New York Jets: Mark Sanchez vs. Tim Tebow
It seems rather impossible for the Jets offense to function effectively when the backup quarterback is going to receive about one out of every four snaps in a typical game. While it can be argued that running two different offenses will make it hard for opposing defenses to prepare, it seems like it would be even more stressful for the Jets.
It is hard to see the offense getting into a rhythm when it has a different leader in the huddle throughout the game. As for Sanchez, it is inevitable that his confidence will take a major hit when he has to spend offensive drives on the sidelines especially during goal line drives. Only Sanchez will be responsible if he self-destructs, but Rex certainly won’t help when he makes it clear that he depends on Tebow rather than Sanchez to score touchdowns.
Sports have given us miracles and oddities that we could never have expected, but the chances of the two-quarterback system working are slim. It is much easier to envision Rex Ryan deciding to use one quarterback and casting the other aside.
After granting Sanchez a three-year extension worth $40.5 million when he still had two years left on his contract, it seems clear that Sanchez is the choice. While his performance last season was lackluster, he was able to lead the Jets to 2 consecutive AFC Championship games in his first two seasons.
If Sanchez is meant to be the starter for the Jets then maybe adding Tebow to the roster is more than just a publicity stunt. Instead it is a move to force Sanchez to play better than he did last year.
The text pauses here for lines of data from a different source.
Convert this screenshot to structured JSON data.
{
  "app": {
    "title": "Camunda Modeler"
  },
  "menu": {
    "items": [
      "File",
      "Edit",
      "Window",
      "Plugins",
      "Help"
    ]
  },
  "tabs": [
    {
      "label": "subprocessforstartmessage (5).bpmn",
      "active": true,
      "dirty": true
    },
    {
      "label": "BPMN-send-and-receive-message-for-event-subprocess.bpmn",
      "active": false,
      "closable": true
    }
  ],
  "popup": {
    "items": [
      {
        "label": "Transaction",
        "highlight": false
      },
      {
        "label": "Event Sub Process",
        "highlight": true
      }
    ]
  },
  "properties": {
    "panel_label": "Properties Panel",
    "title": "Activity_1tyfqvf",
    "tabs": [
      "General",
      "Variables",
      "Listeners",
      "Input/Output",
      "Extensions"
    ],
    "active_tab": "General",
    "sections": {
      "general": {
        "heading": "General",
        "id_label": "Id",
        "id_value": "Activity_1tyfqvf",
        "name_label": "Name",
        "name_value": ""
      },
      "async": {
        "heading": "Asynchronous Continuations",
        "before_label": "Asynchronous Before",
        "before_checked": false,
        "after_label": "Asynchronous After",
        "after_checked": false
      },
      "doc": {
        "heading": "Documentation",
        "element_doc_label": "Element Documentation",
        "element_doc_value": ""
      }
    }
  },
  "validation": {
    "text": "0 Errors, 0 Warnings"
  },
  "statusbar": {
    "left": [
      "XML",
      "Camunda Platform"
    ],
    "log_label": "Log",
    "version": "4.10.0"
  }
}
The problem is that while Sanchez was successful in his first two seasons, it was because Rex relied on the ground and pound offense.
In 2009 the Jets were ranked 8th in the league in rushing yards, and in 2010 the Jets were ranked 3rd. Last year however, the Jets were ranked 13th. They were only a little bit better than average when it came to running the ball, so they needed Sanchez to step up and perform like an All-Pro quarterback. The team traded up to the #6 pick to select him in the 2009 NFL Draft, so it seemed natural to have high expectations. At the end of the season though, Sanchez was ranked 23rd in the league in overall quarterback rating and the Jets missed the playoffs.
This offseason, Sanchez has had plenty of time to think about his less than stellar play of last year. Add the pressure that the Tebow situation is putting on him and Sanchez knows that he is on the hot seat. If he does not play well, fans will demand for Tebow to become the starter. The question is if Tebow deserve to be the starter. After all, he was ranked behind Sanchez in quarterback rating last season at 27th and led the league in three and outs.